The dynamism and surface scintillation Dong portrays so deftly is set against the feeble, morally corrupt character of Shanghai’s average foreign inhabitant. The fetish for making money precluded most cultural pursuits, with few Westerners taking a scholarly interest in the Chinese. Those who did were considered eccentric. Philistinism among the expatriate community, whose main leisure interests appear to have been food, liquor, carnality and a strangely wholesome admixture of physical pursuits like rowing and cricket, prevailed. Not that the city lacked colorful figures. Dong gives us lively portraits of people like Sun Yat-sen, Madame Mao and the fire and brimstone evangelists and missionaries drawn to Shanghai by their own addiction to sin, or the correction of it.

Dong leaves few aspects of Shanghai life unturned, even including in her peregrinations through the culture of the city a hilarious analysis of the polyglot language known as pidgin English. Foreigners and Chinese resorted to this tongue in order to do business, both parties willingly forfeiting the refinements of their own language in favor of a mongrel shorthand largely unintelligible to the outsider.

In today’s money-driven, pleasure seeking Shanghai, many of its old virtues and vices have made a remarkable comeback. If only a fraction of the hedonism found in another book, Wei Hui’s semiautobiographical novel “Shanghai Baby,” is based on observed fact (as the author has indicated it is), then the decadence of the period Dong addresses is alive and well. The pursuit of wealth and sensual pleasure are still ferociously intertwined, according to Hui’s main character and alter-ego, who, taking in the panorama of Shanghai’s neon buildings, observes that “all these signs of material prosperity are aphrodisiacs the city uses to intoxicate itself.”

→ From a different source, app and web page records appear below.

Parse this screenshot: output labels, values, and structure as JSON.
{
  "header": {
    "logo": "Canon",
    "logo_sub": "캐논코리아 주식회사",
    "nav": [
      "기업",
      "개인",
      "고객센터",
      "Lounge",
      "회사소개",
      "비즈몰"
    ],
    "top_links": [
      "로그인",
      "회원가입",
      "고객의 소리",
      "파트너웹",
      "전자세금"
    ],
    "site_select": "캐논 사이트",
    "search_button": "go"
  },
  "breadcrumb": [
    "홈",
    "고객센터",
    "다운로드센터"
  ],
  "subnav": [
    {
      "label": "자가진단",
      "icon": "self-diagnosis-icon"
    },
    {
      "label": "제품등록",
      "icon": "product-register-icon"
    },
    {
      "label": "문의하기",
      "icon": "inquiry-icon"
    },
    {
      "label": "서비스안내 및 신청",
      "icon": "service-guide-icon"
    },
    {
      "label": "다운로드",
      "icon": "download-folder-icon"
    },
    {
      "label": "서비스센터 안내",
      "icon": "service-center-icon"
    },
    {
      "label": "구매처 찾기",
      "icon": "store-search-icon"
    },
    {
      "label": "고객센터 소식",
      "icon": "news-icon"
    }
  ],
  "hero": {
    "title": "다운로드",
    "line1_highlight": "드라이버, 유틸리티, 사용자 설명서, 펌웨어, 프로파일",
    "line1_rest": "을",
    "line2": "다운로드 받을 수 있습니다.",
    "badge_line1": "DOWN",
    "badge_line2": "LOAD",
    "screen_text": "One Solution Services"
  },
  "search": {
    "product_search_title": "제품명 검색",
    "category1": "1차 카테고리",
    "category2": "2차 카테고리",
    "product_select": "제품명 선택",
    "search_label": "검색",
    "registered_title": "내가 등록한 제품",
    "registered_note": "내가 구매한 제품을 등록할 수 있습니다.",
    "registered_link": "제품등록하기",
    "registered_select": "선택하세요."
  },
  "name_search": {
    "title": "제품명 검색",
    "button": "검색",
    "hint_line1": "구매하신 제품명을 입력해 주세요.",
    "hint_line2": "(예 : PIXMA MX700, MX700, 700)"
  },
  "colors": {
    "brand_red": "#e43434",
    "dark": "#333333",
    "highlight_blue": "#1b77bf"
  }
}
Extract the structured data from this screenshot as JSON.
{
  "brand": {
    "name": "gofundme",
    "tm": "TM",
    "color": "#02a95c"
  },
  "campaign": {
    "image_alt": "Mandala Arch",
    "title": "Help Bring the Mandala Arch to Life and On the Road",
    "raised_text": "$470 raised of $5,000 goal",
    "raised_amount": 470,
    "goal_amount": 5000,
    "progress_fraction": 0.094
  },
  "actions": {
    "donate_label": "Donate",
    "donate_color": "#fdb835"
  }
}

Wealthier and brasher than Singapore, more liberal in its social conduct than Hong Kong, the treaty port was an experimental city the likes of which the East had never seen. It was also a place of vice and inequality that symbolized China’s century of exploitation and humiliation at the hands of foreigners. Yet, whether it is the author’s intention or not, the reader of this fascinating account is sure to grow fond of this deeply flawed city.